▶ **PROMPT**
Which lines in the records below hold the word "SIGNING"? Copy each of them.
-=-=-
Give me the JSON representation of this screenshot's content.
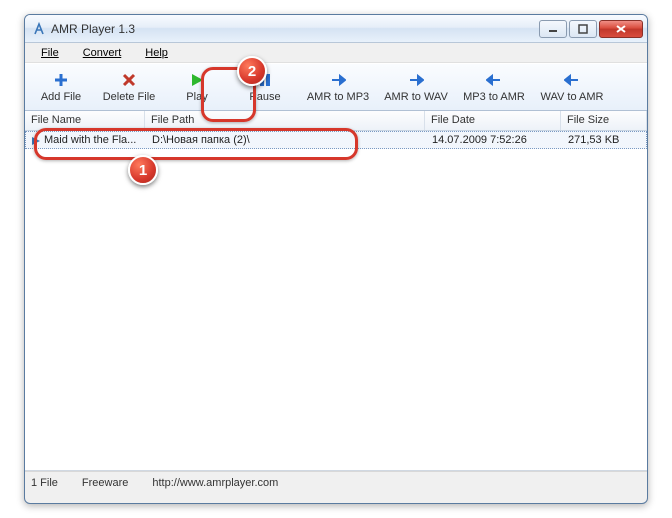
{
  "window": {
    "title": "AMR Player 1.3"
  },
  "menu": {
    "file": "File",
    "convert": "Convert",
    "help": "Help"
  },
  "toolbar": {
    "addfile": "Add File",
    "deletefile": "Delete File",
    "play": "Play",
    "pause": "Pause",
    "amr2mp3": "AMR to MP3",
    "amr2wav": "AMR to WAV",
    "mp32amr": "MP3 to AMR",
    "wav2amr": "WAV to AMR"
  },
  "columns": {
    "name": "File Name",
    "path": "File Path",
    "date": "File Date",
    "size": "File Size"
  },
  "rows": [
    {
      "name": "Maid with the Fla...",
      "path": "D:\\Новая папка (2)\\",
      "date": "14.07.2009 7:52:26",
      "size": "271,53 KB"
    }
  ],
  "status": {
    "count": "1 File",
    "license": "Freeware",
    "url": "http://www.amrplayer.com"
  },
  "annotations": {
    "b1": "1",
    "b2": "2"
  }
}
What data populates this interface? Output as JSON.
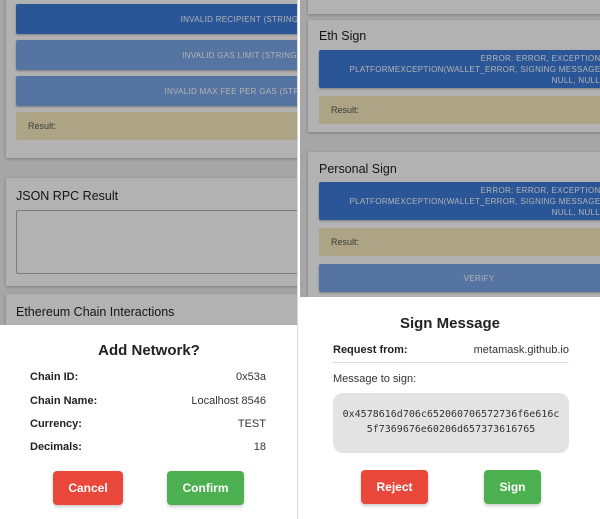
{
  "colors": {
    "blue": "#3d7bd9",
    "blue_light": "#7aa6e8",
    "result_bg": "#f6ebbd",
    "red": "#e8473a",
    "green": "#4caf50"
  },
  "left": {
    "buttons": [
      "INVALID RECIPIENT (STRING)",
      "INVALID GAS LIMIT (STRING)",
      "INVALID MAX FEE PER GAS (STRING)"
    ],
    "result_label": "Result:",
    "json_rpc_title": "JSON RPC Result",
    "chain_interactions_title": "Ethereum Chain Interactions",
    "dialog": {
      "title": "Add Network?",
      "rows": [
        {
          "label": "Chain ID:",
          "value": "0x53a"
        },
        {
          "label": "Chain Name:",
          "value": "Localhost 8546"
        },
        {
          "label": "Currency:",
          "value": "TEST"
        },
        {
          "label": "Decimals:",
          "value": "18"
        }
      ],
      "cancel": "Cancel",
      "confirm": "Confirm"
    }
  },
  "right": {
    "eth_sign_title": "Eth Sign",
    "eth_sign_error": "ERROR: ERROR, EXCEPTION: PLATFORMEXCEPTION(WALLET_ERROR, SIGNING MESSAGE, NULL, NULL)",
    "result_label": "Result:",
    "personal_sign_title": "Personal Sign",
    "personal_sign_error": "ERROR: ERROR, EXCEPTION: PLATFORMEXCEPTION(WALLET_ERROR, SIGNING MESSAGE, NULL, NULL)",
    "result_label_2": "Result:",
    "verify": "VERIFY",
    "dialog": {
      "title": "Sign Message",
      "request_from_label": "Request from:",
      "request_from_value": "metamask.github.io",
      "message_label": "Message to sign:",
      "message": "0x4578616d706c652060706572736f6e616c5f7369676e60206d657373616765",
      "reject": "Reject",
      "sign": "Sign"
    }
  }
}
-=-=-
▶ **ANSWER TO THIS EXERCISE**
    "eth_sign_error": "ERROR: ERROR, EXCEPTION: PLATFORMEXCEPTION(WALLET_ERROR, SIGNING MESSAGE, NULL, NULL)",
    "personal_sign_error": "ERROR: ERROR, EXCEPTION: PLATFORMEXCEPTION(WALLET_ERROR, SIGNING MESSAGE, NULL, NULL)",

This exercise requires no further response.